Data records for software interfaces
________________

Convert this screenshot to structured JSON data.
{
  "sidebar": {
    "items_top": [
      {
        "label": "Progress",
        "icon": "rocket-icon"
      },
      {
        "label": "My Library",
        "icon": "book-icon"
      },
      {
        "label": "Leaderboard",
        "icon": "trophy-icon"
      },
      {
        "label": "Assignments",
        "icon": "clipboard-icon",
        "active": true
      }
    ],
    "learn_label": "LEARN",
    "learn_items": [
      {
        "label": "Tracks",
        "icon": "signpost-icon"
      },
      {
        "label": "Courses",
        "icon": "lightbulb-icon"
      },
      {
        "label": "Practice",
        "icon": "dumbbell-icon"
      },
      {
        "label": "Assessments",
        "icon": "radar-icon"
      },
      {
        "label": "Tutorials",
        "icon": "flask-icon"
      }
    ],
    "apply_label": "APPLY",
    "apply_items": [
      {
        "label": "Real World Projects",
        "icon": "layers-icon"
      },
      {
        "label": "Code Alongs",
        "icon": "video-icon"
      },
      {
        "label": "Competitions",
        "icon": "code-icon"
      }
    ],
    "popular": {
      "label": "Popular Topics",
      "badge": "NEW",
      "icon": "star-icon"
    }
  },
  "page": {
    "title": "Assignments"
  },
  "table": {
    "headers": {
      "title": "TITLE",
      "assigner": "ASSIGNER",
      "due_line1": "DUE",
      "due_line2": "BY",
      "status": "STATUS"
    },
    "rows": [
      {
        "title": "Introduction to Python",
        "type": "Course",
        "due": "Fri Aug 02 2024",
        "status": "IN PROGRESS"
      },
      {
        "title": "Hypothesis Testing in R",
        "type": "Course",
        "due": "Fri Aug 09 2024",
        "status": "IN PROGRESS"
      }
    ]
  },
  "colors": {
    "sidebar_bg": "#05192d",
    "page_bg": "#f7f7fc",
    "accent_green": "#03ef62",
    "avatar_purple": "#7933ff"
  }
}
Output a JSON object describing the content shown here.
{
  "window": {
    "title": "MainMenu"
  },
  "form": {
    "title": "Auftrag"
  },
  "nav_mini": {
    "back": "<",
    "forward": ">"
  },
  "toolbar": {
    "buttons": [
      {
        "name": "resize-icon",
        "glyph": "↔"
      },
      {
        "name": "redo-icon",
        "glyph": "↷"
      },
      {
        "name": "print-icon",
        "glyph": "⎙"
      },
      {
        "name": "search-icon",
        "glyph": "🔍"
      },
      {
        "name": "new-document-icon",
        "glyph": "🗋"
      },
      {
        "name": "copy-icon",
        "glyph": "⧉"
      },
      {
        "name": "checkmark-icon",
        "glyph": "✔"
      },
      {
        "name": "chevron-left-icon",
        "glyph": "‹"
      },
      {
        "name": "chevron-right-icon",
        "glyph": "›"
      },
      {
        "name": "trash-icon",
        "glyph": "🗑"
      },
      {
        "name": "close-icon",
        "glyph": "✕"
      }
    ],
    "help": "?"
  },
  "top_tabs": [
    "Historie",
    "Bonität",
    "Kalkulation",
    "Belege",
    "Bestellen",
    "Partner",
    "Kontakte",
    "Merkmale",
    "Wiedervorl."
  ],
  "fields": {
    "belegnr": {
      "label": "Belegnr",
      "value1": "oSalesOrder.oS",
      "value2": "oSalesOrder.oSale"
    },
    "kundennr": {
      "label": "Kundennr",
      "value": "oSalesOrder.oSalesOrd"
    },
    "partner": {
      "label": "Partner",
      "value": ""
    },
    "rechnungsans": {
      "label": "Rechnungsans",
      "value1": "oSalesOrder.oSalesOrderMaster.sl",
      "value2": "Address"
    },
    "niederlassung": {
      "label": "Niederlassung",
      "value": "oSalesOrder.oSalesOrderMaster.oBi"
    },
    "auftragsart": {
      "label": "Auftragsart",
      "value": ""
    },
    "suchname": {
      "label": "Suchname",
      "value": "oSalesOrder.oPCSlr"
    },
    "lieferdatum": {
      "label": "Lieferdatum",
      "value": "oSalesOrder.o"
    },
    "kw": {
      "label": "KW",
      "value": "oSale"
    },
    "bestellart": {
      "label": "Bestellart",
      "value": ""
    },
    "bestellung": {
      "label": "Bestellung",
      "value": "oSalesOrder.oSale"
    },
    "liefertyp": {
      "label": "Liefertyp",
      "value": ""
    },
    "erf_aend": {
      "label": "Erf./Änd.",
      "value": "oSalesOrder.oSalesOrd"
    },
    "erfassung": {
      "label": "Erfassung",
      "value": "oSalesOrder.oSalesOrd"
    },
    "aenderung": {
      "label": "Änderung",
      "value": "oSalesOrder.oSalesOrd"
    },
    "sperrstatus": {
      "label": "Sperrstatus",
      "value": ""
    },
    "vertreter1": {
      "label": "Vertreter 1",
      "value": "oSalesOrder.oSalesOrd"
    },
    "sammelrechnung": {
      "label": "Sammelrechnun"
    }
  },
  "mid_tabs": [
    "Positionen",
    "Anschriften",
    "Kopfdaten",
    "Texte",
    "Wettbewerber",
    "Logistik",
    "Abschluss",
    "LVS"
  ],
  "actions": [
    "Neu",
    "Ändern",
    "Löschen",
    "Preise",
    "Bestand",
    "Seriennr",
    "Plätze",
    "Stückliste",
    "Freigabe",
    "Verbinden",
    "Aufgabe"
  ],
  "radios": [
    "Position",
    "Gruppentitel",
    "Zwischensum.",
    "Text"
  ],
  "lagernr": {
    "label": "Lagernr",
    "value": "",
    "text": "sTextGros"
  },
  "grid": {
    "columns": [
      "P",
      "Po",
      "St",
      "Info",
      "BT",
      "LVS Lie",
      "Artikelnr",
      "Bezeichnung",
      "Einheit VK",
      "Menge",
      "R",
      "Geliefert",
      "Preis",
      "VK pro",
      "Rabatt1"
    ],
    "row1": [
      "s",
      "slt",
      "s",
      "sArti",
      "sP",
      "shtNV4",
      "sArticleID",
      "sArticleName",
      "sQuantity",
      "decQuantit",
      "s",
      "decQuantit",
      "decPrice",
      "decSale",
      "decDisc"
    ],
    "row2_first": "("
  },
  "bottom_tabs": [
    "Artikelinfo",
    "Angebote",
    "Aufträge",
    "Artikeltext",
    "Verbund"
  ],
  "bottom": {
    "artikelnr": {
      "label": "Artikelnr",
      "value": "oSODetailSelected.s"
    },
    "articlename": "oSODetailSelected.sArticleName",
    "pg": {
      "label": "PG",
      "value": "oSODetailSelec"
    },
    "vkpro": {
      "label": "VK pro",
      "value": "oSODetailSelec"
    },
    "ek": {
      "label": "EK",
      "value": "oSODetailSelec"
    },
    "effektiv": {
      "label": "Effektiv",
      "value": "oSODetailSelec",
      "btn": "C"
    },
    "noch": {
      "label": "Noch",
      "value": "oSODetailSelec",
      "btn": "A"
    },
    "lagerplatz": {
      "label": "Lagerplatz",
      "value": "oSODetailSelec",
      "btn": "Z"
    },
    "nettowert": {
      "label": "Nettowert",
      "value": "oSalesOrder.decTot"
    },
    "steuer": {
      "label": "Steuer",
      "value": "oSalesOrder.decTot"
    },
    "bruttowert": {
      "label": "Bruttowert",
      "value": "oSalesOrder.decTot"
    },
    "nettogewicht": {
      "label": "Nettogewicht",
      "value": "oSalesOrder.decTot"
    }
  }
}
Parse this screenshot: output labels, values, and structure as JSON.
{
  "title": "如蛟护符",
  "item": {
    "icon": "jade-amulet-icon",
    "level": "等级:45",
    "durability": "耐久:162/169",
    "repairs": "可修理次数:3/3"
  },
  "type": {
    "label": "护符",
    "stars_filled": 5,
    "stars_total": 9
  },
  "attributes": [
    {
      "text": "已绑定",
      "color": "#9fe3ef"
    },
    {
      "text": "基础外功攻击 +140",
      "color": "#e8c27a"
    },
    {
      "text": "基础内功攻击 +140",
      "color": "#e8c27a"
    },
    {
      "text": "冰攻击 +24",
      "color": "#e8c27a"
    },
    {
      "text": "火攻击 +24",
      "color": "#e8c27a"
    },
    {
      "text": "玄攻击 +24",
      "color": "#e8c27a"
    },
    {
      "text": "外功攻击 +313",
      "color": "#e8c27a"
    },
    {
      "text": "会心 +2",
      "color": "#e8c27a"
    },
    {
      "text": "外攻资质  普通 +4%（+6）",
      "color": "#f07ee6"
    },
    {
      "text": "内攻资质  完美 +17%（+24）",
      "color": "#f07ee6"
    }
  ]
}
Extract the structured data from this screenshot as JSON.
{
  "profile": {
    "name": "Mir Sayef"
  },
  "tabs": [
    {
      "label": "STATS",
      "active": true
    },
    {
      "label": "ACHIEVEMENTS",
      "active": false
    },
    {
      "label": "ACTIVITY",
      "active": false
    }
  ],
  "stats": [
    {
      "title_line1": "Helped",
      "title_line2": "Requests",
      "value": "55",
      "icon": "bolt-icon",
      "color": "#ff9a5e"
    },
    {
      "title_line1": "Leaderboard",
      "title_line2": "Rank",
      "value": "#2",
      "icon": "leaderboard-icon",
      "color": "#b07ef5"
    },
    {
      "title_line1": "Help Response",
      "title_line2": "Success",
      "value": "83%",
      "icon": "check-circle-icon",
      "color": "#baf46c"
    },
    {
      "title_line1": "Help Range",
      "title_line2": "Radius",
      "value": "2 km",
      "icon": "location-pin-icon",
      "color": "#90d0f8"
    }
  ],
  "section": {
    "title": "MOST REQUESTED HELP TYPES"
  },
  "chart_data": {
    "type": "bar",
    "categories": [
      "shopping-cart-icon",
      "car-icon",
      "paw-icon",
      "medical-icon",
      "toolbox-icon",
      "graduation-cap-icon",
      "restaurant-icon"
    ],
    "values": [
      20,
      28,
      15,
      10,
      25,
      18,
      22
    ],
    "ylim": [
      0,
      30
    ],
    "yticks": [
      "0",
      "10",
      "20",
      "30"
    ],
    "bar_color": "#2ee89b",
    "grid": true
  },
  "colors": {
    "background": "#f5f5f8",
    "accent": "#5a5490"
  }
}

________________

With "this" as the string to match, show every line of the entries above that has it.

Convert this screenshot to structured JSON data.
Parse this screenshot: output labels, values, and structure as JSON.
Extract the structured data from this screenshot as JSON.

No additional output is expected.